═════ Task data

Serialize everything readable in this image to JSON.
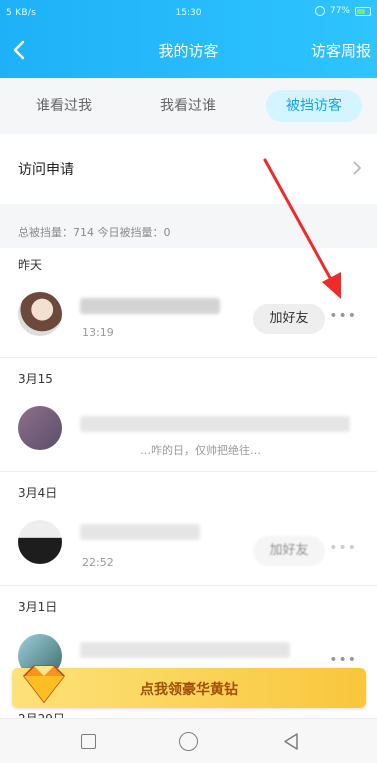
{
  "status_bar": {
    "left": "5 KB/s",
    "time": "15:30",
    "battery": "77%"
  },
  "header": {
    "title": "我的访客",
    "weekly_label": "访客周报"
  },
  "tabs": [
    {
      "label": "谁看过我",
      "active": false
    },
    {
      "label": "我看过谁",
      "active": false
    },
    {
      "label": "被挡访客",
      "active": true
    }
  ],
  "visit_request": {
    "label": "访问申请"
  },
  "summary": {
    "text": "总被挡量：714   今日被挡量：0"
  },
  "sections": [
    {
      "date": "昨天"
    },
    {
      "date": "3月15"
    },
    {
      "date": "3月4日"
    },
    {
      "date": "3月1日"
    }
  ],
  "rows": [
    {
      "time": "13:19",
      "button": "加好友"
    },
    {
      "sub": "…咋的日，仅帅把绝往…"
    },
    {
      "time": "22:52",
      "button": "加好友"
    },
    {}
  ],
  "promo": {
    "text": "点我领豪华黄钻"
  },
  "bottom_date": "2月29日",
  "colors": {
    "header": "#1fb1f7",
    "accent": "#11a6e8",
    "promo": "#f9c63c"
  }
}
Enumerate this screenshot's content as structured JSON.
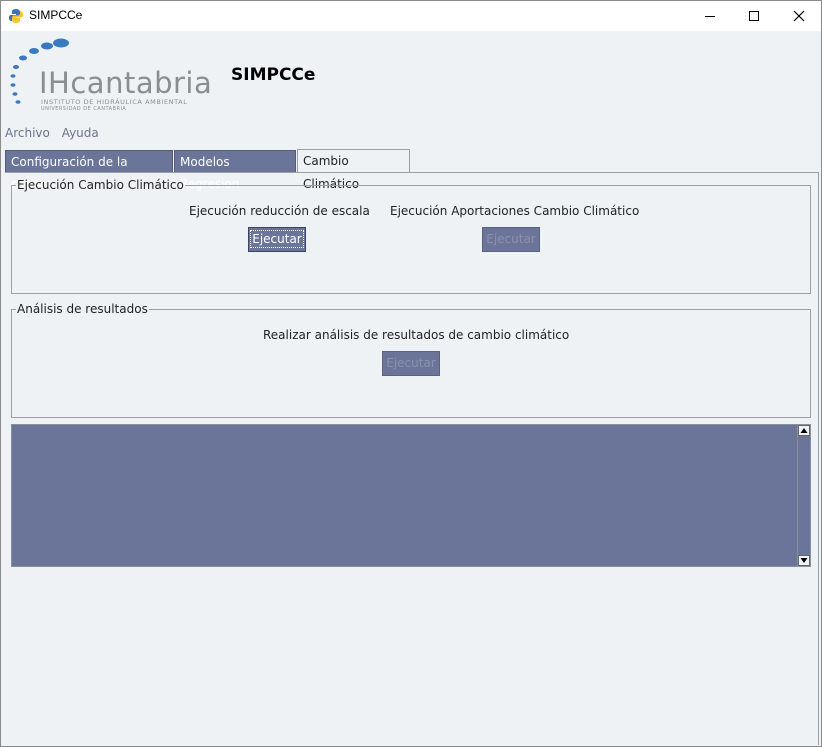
{
  "window": {
    "title": "SIMPCCe"
  },
  "header": {
    "logo_text": "IHcantabria",
    "logo_line1": "INSTITUTO DE HIDRÁULICA AMBIENTAL",
    "logo_line2": "UNIVERSIDAD DE CANTABRIA",
    "app_name": "SIMPCCe"
  },
  "menu": {
    "items": [
      {
        "label": "Archivo"
      },
      {
        "label": "Ayuda"
      }
    ]
  },
  "tabs": [
    {
      "label": "Configuración de la cuenca",
      "active": false
    },
    {
      "label": "Modelos Regresion",
      "active": false
    },
    {
      "label": "Cambio Climático",
      "active": true
    }
  ],
  "climate_group": {
    "legend": "Ejecución Cambio Climático",
    "downscaling_label": "Ejecución reducción de escala",
    "downscaling_button": "Ejecutar",
    "contributions_label": "Ejecución Aportaciones Cambio Climático",
    "contributions_button": "Ejecutar"
  },
  "analysis_group": {
    "legend": "Análisis de resultados",
    "label": "Realizar análisis de resultados de cambio climático",
    "button": "Ejecutar"
  },
  "log_area": {
    "value": ""
  },
  "colors": {
    "accent": "#6b7599",
    "background": "#eef2f4",
    "logo_blue": "#3a78c0",
    "logo_gray": "#8a8d92"
  }
}
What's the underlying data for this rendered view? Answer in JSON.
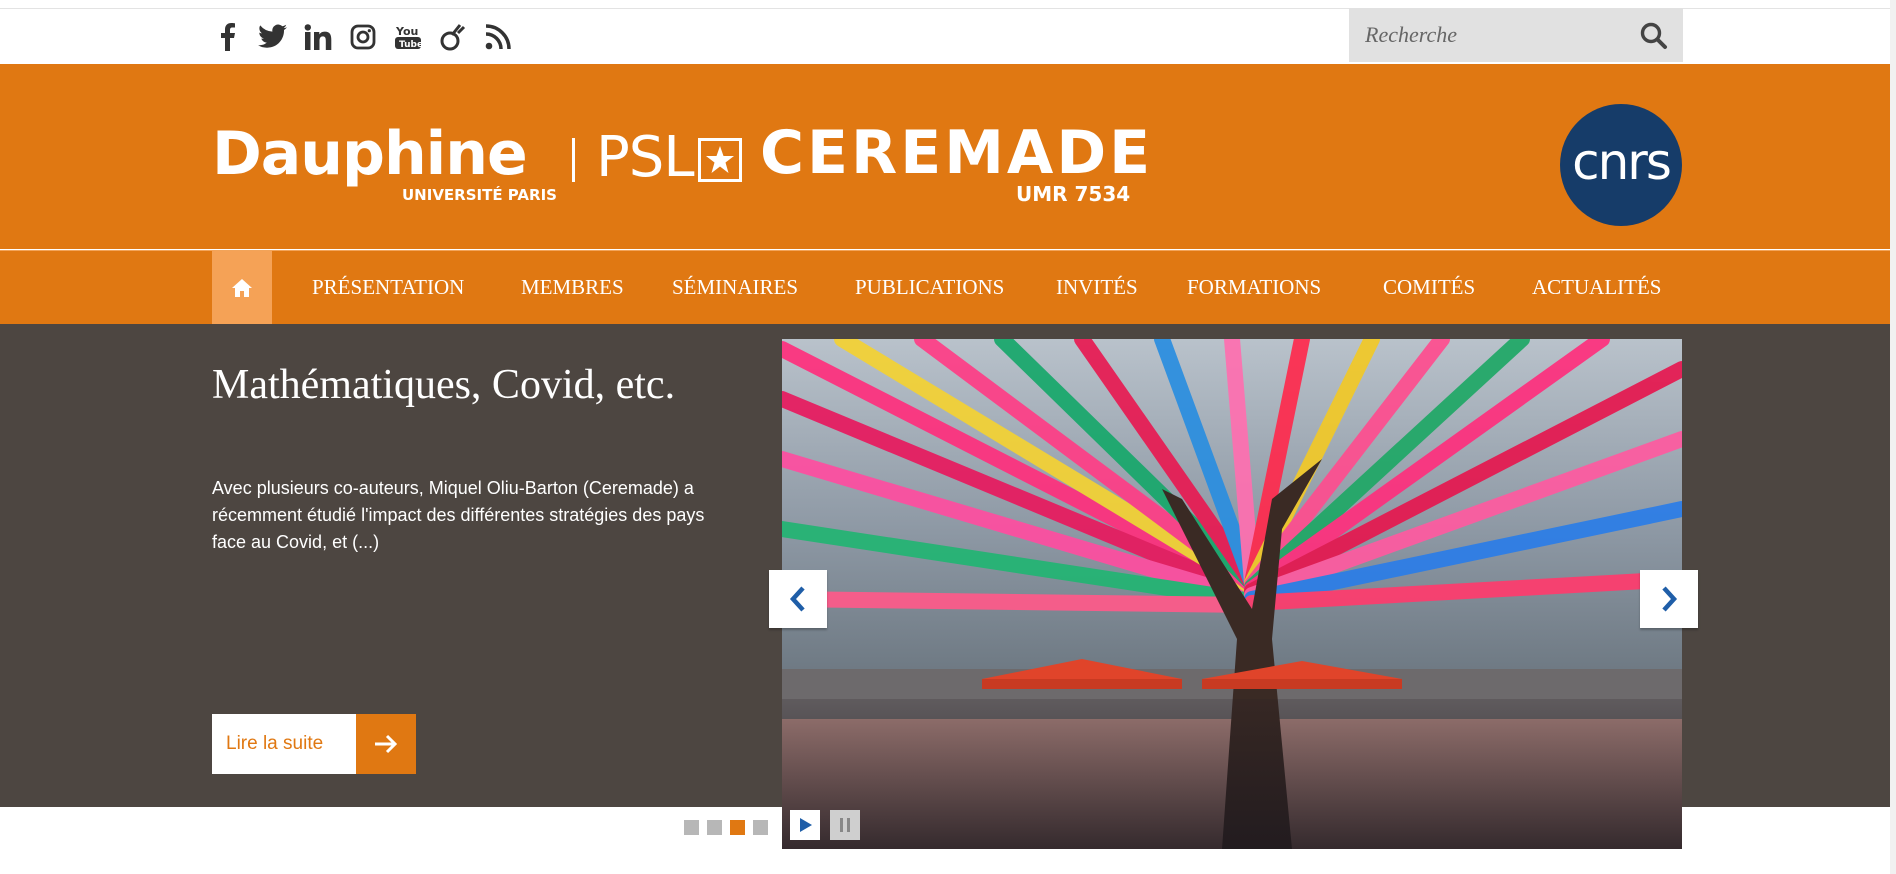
{
  "social": {
    "icons": [
      "facebook-icon",
      "twitter-icon",
      "linkedin-icon",
      "instagram-icon",
      "youtube-icon",
      "viadeo-icon",
      "rss-icon"
    ]
  },
  "search": {
    "placeholder": "Recherche"
  },
  "header": {
    "dauphine": "Dauphine",
    "universite": "UNIVERSITÉ PARIS",
    "psl": "PSL",
    "ceremade": "CEREMADE",
    "umr": "UMR 7534",
    "cnrs": "cnrs"
  },
  "nav": {
    "items": [
      {
        "label": "PRÉSENTATION"
      },
      {
        "label": "MEMBRES"
      },
      {
        "label": "SÉMINAIRES"
      },
      {
        "label": "PUBLICATIONS"
      },
      {
        "label": "INVITÉS"
      },
      {
        "label": "FORMATIONS"
      },
      {
        "label": "COMITÉS"
      },
      {
        "label": "ACTUALITÉS"
      }
    ]
  },
  "slide": {
    "title": "Mathématiques, Covid, etc.",
    "description": "Avec plusieurs co-auteurs, Miquel Oliu-Barton (Ceremade) a récemment étudié l'impact des différentes stratégies des pays face au Covid, et (...)",
    "read_more": "Lire la suite",
    "total_slides": 4,
    "active_slide": 3
  },
  "colors": {
    "brand_orange": "#e07812",
    "slider_bg": "#4d4641",
    "cnrs_blue": "#163c69"
  }
}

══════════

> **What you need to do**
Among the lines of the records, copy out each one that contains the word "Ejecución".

> **Task output**
    "legend": "Ejecución Cambio Climático",
    "downscaling_label": "Ejecución reducción de escala",
    "contributions_label": "Ejecución Aportaciones Cambio Climático",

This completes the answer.